(App and web page records)
^^^^
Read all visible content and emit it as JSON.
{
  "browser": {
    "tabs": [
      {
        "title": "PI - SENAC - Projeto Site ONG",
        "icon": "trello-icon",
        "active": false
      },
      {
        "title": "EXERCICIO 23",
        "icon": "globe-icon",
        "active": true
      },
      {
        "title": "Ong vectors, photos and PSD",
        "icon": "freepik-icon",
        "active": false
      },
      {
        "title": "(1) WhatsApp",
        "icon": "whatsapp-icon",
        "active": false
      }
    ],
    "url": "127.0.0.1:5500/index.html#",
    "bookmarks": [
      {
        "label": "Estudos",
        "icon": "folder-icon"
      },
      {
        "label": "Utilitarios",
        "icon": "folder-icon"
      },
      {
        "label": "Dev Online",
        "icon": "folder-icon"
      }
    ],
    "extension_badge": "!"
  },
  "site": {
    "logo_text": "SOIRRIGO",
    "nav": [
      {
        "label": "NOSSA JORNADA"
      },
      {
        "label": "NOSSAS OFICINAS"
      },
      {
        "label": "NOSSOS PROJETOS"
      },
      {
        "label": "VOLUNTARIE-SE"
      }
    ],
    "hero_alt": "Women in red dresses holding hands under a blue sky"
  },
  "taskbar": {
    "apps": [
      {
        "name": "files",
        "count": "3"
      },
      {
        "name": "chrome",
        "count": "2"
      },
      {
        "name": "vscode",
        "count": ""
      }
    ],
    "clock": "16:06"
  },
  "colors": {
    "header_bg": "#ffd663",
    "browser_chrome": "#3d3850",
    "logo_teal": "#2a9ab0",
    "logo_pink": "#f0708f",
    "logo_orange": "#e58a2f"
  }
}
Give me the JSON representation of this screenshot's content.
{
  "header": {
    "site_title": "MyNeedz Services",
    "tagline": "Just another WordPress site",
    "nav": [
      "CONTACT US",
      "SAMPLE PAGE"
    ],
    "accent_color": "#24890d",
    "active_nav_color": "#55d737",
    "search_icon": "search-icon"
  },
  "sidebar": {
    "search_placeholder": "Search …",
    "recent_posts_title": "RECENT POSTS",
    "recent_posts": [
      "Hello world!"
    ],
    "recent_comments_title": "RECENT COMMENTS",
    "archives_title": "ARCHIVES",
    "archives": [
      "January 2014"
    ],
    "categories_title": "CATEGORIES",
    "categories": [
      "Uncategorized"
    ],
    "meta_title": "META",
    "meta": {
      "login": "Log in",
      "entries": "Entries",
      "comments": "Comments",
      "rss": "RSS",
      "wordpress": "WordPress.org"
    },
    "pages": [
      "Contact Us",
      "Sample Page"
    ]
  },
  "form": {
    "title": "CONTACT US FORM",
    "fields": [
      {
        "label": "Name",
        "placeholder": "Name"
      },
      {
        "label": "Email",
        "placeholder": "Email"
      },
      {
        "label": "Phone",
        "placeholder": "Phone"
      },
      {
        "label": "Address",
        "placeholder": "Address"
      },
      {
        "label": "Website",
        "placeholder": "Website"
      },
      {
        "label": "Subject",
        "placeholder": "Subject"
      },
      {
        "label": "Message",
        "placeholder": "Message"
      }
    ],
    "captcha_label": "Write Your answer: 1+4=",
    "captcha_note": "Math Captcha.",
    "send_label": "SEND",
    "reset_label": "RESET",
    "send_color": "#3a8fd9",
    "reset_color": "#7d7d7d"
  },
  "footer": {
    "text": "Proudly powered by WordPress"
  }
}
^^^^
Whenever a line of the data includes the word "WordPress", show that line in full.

    "tagline": "Just another WordPress site",
      "wordpress": "WordPress.org"
    "text": "Proudly powered by WordPress"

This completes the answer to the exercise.